Enter the TESS mission.
Here’s the scoop: The TESS satellite consists of six wide-field cameras placed on a satellite in low-Earth orbit. If it’s selected, then during its two-year mission, it will monitor the 2.5 million brightest stars with a per-point accuracy of 0.1 millimagnitude (one part in ten thousand) for the brightest, most interesting stars. It will find all of the transiting Jovian and Neptune-mass planets with orbital periods of less than 36 days, and it can make fully characterized detections of transiting planets with periods up to 72 days. Where transits are concerned, brighter stars are better stars. TESS will locate all the bright star transits for Neptune-mass planets and up, and equally important, it will find the best examples of large transiting terrestrial planets that exist.
TESS also provides an eminently workable path to the actual characterization of a potentially habitable planet. Included in the 2.5 million brightest stars are a substantial number of M dwarfs. Detailed Monte-Carlo simulations indicate that there’s a 98% probability that TESS will locate a potentially habitable transiting terrestrial planet orbiting a red dwarf lying closer than 50 parsecs. When this planet is found, JWST (which will launch near the end of TESS’s two year mission) can take its spectrum and obtain resolved measurements of molecular absorption in the atmosphere.

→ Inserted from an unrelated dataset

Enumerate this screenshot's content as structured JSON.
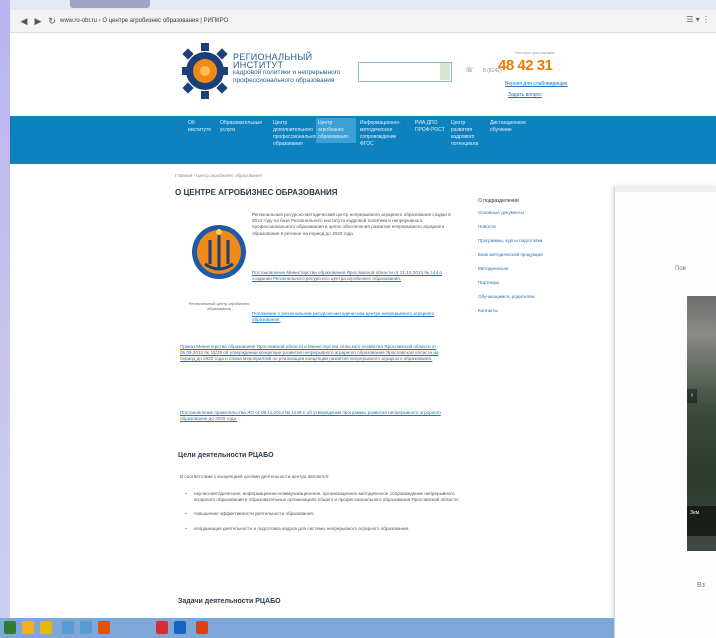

If TESS is selected for flight, we’re literally just five years away from probing the atmospheres of transiting planets in the habitable zone.